The movie beautifully plays upon the theme of time. On a superficial level, the movie gives the feeling of the time on a standstill, as if the moment and the movement have been sealed, and loops into a set duration. But in reality, the depiction of the journey and finding hope achieves a sense of timelessness. The movie portrays issues like loneliness, isolation, and the perseverance of the human spirit. The two selves are drowning and this drowning is a symbolic transition for the character. Elly juxtaposes extreme contemporaneousness with mysticism and symbolism derived from her past. The structure of her movie is built out of a beautiful contrast in time. She successfully dares to set the modern way of perspective with the memories of her past. From the beautiful representation of life and hope, it can be inferred that Elly wants to create a soul that would persevere to belong into its own world.
Islands are a place where the connection begins and also this is a place that reminds one of isolation. Across the cultural images, the island can be seen as something that preserves, and also as something that destroys. Elly’s character is a fragment of her past experiences, and the island serves as an altar in the narrative. This is where the character resurrects like a phoenix, demolishing all the self-doubts and the dilemmas.
Island not only shows a beautifully crafted piece of movie, but also pleases the eyes of its viewers. The soothing yet impactful colour palette of this short easily captivates the spectators. The colours of the costumes emphasises the duality of the human minds and highlights the emotional turbulence in which our character is caught.

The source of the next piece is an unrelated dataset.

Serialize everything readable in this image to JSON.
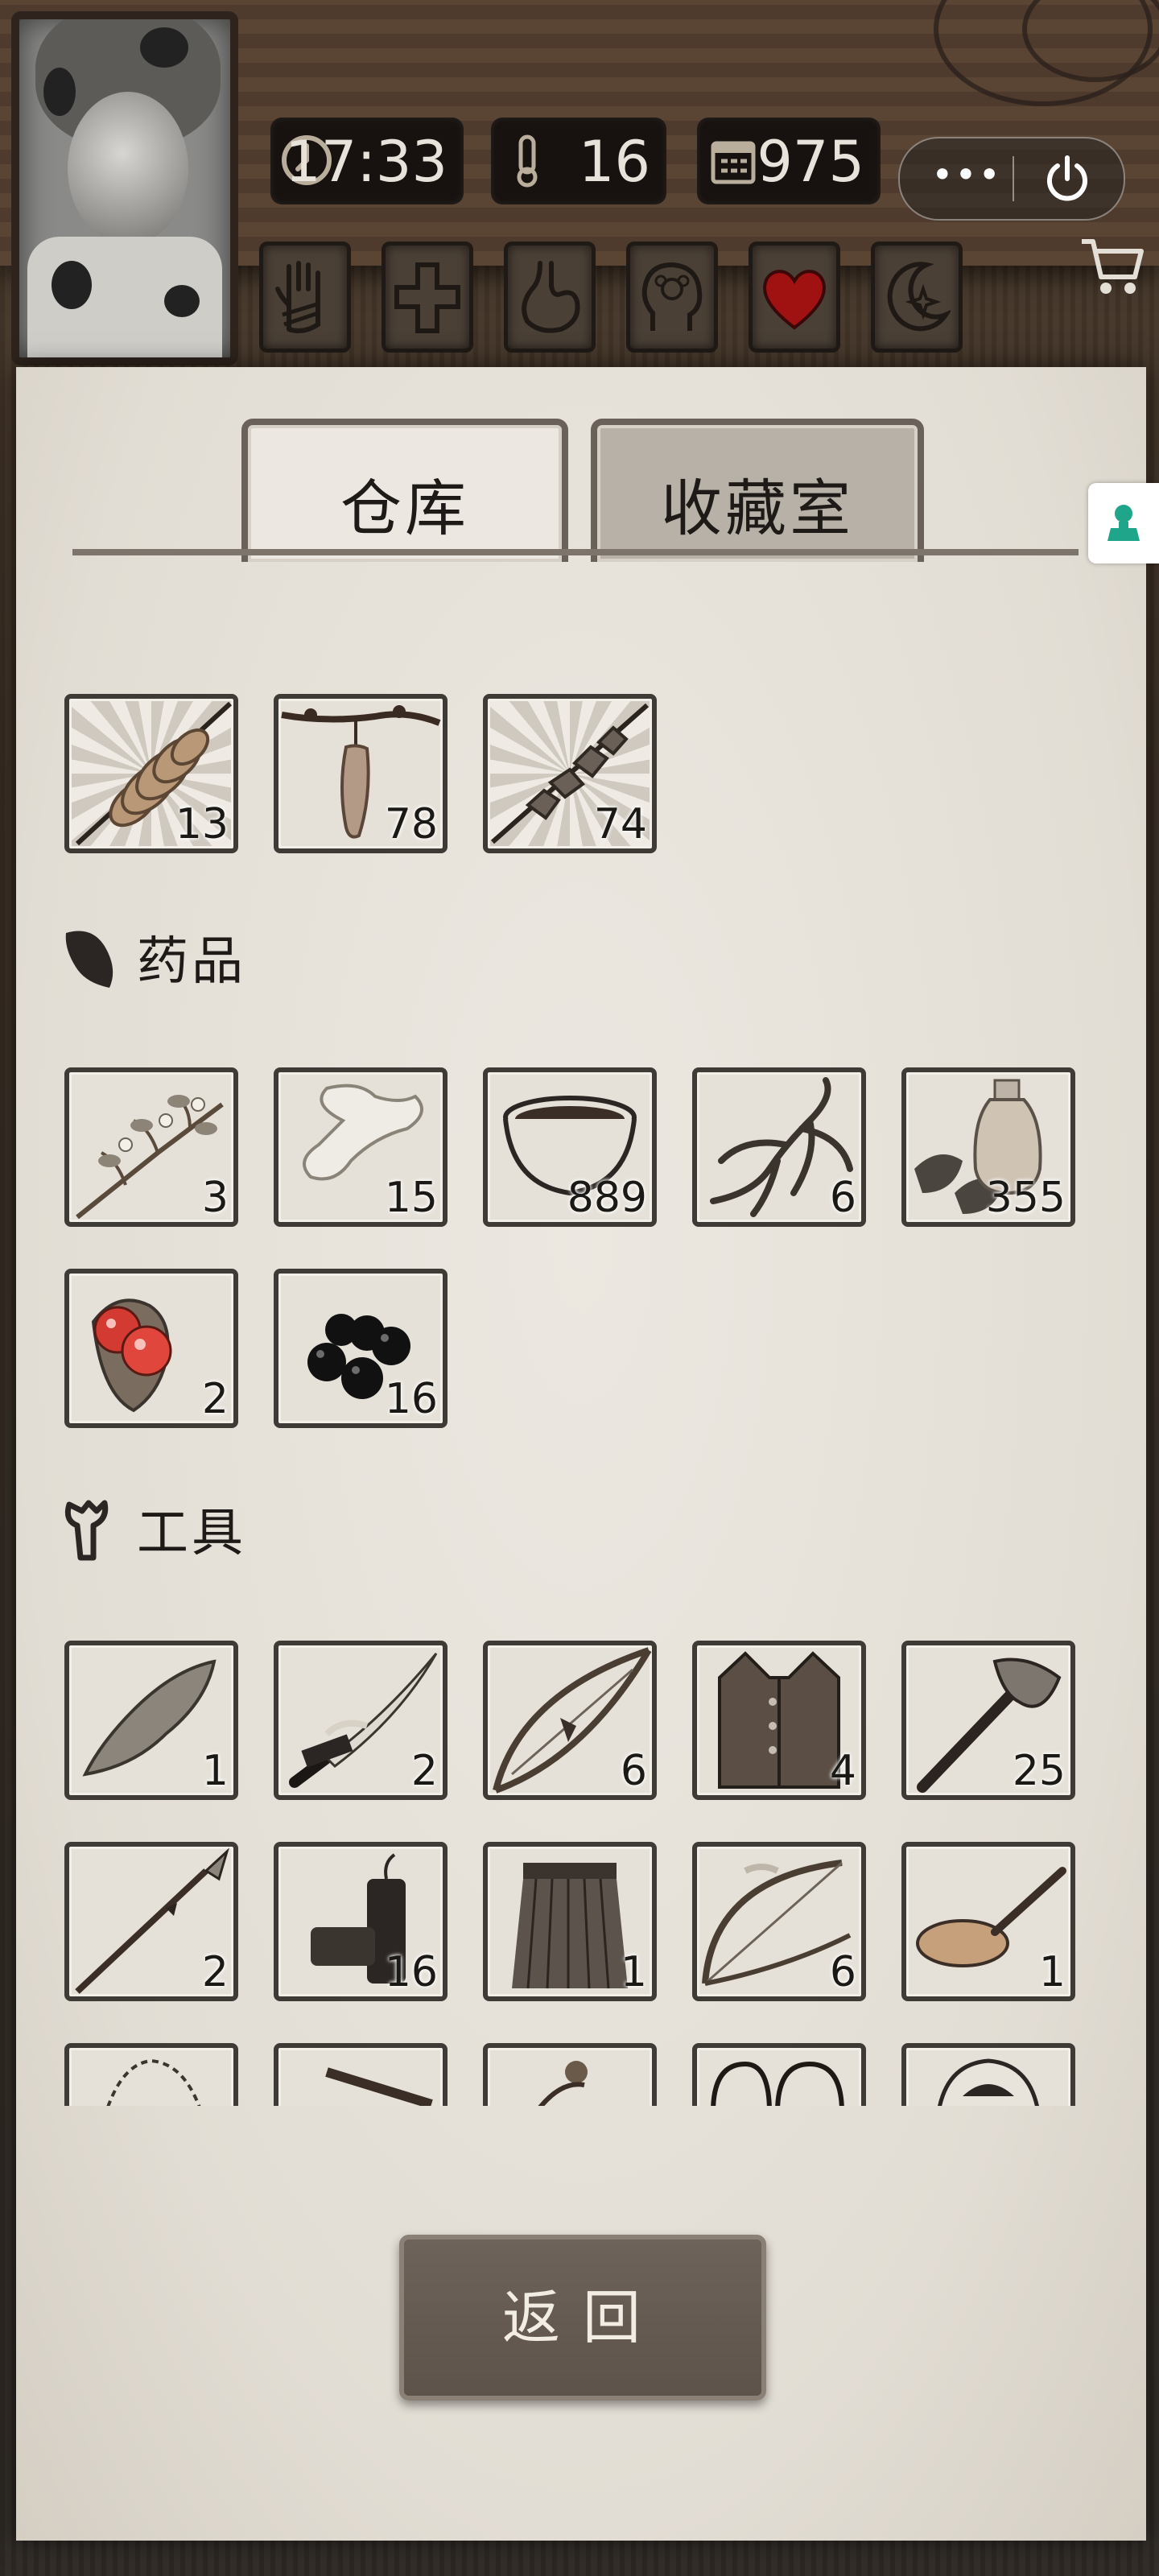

Elly is often known to use natural elements as the showstoppers of her projects and this one is definitely no different. She says, “My art attempts to reconcile the past with the present, inspiring viewers to reflect on the landscapes of their personal and cultural histories. Using various media, I often create installations while attempting to capture moments that evoke a fundamental recognition of nature and environment.” True to her words, Elly is truly a gem to look out for in the near future.